There’s a lot of debate right now about whether this is a 1995-like relentless bull market, a 1999 or 2007-type rally before the crash, or even an early 1980’s-type early stage bull market. It’s none of those.
If there’s one chart that sums up the post-2008 world, which could last another 20…
Good analysis, although I’m not so sure about his conclusion.

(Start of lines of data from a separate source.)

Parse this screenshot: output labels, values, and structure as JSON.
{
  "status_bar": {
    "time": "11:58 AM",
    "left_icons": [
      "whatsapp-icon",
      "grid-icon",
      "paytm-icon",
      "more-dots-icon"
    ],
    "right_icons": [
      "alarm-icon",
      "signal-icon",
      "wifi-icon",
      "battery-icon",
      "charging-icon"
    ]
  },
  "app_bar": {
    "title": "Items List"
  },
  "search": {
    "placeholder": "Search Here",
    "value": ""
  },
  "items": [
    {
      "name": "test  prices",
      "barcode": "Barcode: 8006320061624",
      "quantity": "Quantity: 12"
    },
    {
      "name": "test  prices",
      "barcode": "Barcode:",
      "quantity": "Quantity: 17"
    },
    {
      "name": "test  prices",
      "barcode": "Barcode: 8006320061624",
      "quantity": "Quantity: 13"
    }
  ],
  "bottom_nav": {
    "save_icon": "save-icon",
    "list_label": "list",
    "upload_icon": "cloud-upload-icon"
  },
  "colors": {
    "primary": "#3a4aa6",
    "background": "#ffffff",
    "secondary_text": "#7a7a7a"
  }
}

Thus the plutocracy, in a democratic state, tends inevitably, despite its theoretical infamy, to take the place of the missing aristocracy, and even to be mistaken for it. It is, of course, something quite different. It lacks all the essential characters of a true aristocracy: a clean tradition, culture, public spirit, honesty, honor, courage — above all, courage. It stands under no bond of obligation to the state; it has no public duty; it is transient and lacks a goal. Its most puissant dignitaries of today came out of the mob only yesterday — and from the mob they bring all its peculiar ignobilities … The plutocracy is comprehensible to the mob because its aspirations are essentially those of inferior men: it is not by accident that Christianity, a mob religion, paves heaven with gold and precious stones, i.e., with money. There are, of course, reactions against this ignoble ideal among men of more civilized tastes, even in democratic states, and sometimes they arouse the mob to a transient distrust of certain of the plutocratic pretensions. But that distrust seldom arises above mere envy, and the polemic which engenders it is seldom sound in logic or impeccable in motive.
H.L. Mencken, “A Glance Ahead,” 1926

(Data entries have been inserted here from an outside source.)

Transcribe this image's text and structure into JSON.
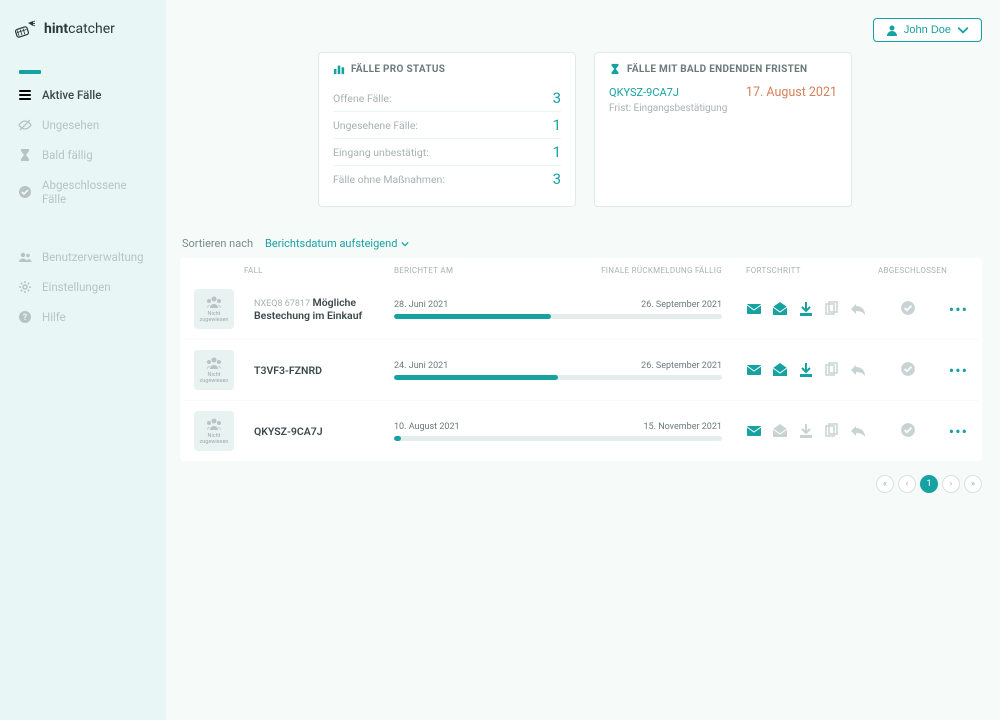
{
  "brand": {
    "bold": "hint",
    "normal": "catcher"
  },
  "user": {
    "name": "John Doe"
  },
  "sidebar": {
    "items": [
      {
        "label": "Aktive Fälle",
        "icon": "list-icon",
        "active": true
      },
      {
        "label": "Ungesehen",
        "icon": "eye-off-icon",
        "active": false
      },
      {
        "label": "Bald fällig",
        "icon": "hourglass-icon",
        "active": false
      },
      {
        "label": "Abgeschlossene Fälle",
        "icon": "check-circle-icon",
        "active": false
      }
    ],
    "items2": [
      {
        "label": "Benutzerverwaltung",
        "icon": "users-icon"
      },
      {
        "label": "Einstellungen",
        "icon": "gear-icon"
      },
      {
        "label": "Hilfe",
        "icon": "help-icon"
      }
    ]
  },
  "statusCard": {
    "title": "FÄLLE PRO STATUS",
    "rows": [
      {
        "label": "Offene Fälle:",
        "value": "3"
      },
      {
        "label": "Ungesehene Fälle:",
        "value": "1"
      },
      {
        "label": "Eingang unbestätigt:",
        "value": "1"
      },
      {
        "label": "Fälle ohne Maßnahmen:",
        "value": "3"
      }
    ]
  },
  "deadlineCard": {
    "title": "FÄLLE MIT BALD ENDENDEN FRISTEN",
    "caseCode": "QKYSZ-9CA7J",
    "date": "17. August 2021",
    "sub": "Frist: Eingangsbestätigung"
  },
  "sort": {
    "label": "Sortieren nach",
    "value": "Berichtsdatum aufsteigend"
  },
  "tableHead": {
    "case": "FALL",
    "reported": "BERICHTET AM",
    "due": "FINALE RÜCKMELDUNG FÄLLIG",
    "actions": "FORTSCHRITT",
    "done": "ABGESCHLOSSEN"
  },
  "assignLabel": "Nicht zugewiesen",
  "rows": [
    {
      "code": "NXEQ8 67817",
      "title": "Mögliche Bestechung im Einkauf",
      "reported": "28. Juni 2021",
      "due": "26. September 2021",
      "progressPct": 48,
      "actions": {
        "mail": true,
        "open": true,
        "download": true,
        "files": false,
        "reply": false
      }
    },
    {
      "code": "T3VF3-FZNRD",
      "title": "",
      "reported": "24. Juni 2021",
      "due": "26. September 2021",
      "progressPct": 50,
      "actions": {
        "mail": true,
        "open": true,
        "download": true,
        "files": false,
        "reply": false
      }
    },
    {
      "code": "QKYSZ-9CA7J",
      "title": "",
      "reported": "10. August 2021",
      "due": "15. November 2021",
      "progressPct": 2,
      "actions": {
        "mail": true,
        "open": false,
        "download": false,
        "files": false,
        "reply": false
      }
    }
  ],
  "pagination": {
    "current": "1"
  }
}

In which Mencken considers that democracy might be a “self-limiting disease, as civilization itself seems to be.” (via willystaley)